(DATA SECTION Opens)

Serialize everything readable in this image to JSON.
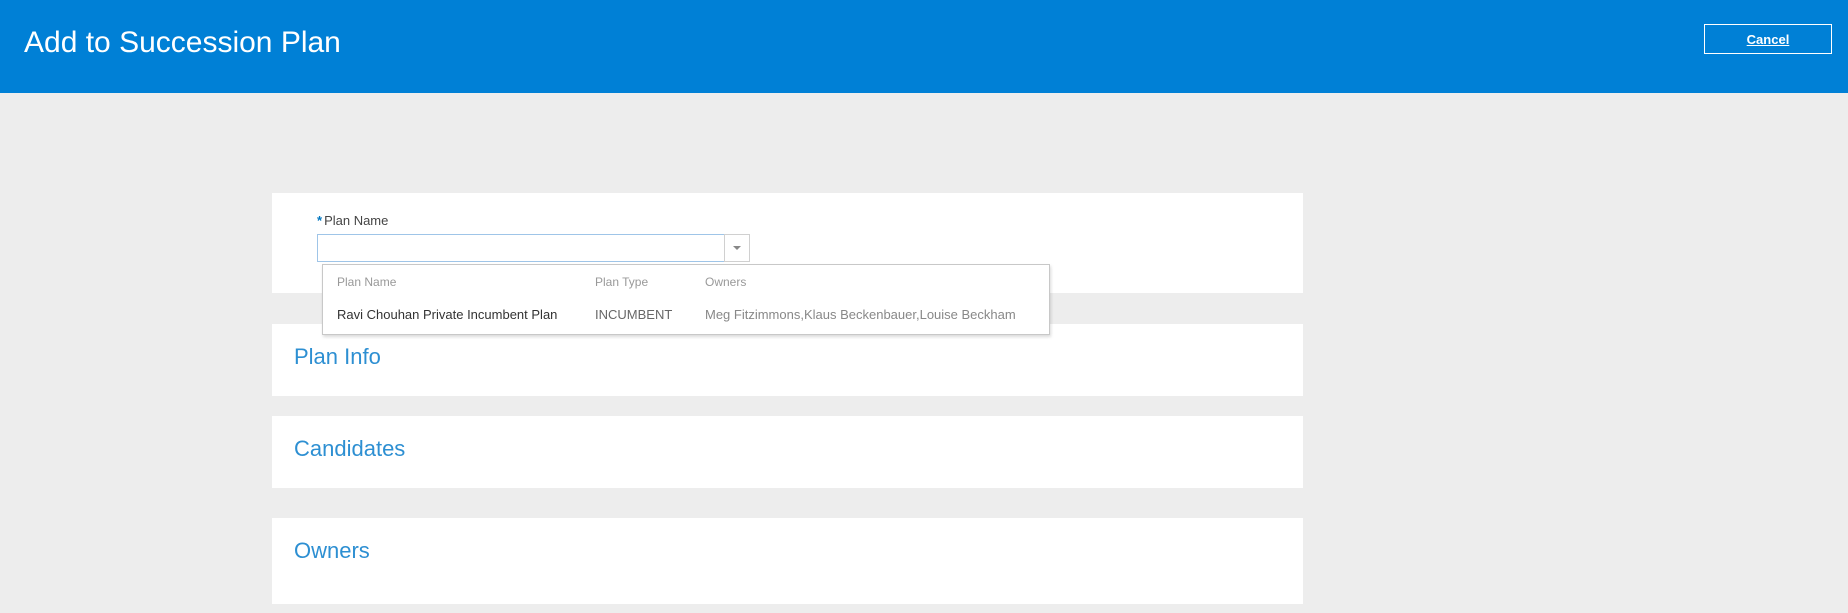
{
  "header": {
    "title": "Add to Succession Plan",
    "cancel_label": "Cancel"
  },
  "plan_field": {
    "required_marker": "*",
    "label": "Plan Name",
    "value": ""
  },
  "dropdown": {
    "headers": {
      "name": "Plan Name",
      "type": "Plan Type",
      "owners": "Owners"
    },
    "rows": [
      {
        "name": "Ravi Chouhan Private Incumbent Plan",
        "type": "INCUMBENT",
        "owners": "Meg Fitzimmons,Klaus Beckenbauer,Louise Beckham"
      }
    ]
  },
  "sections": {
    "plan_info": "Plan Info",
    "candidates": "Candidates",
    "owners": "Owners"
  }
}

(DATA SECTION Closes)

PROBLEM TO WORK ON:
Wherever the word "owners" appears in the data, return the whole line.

TASK SOLUTION:
      "owners": "Owners"
        "owners": "Meg Fitzimmons,Klaus Beckenbauer,Louise Beckham"
    "owners": "Owners"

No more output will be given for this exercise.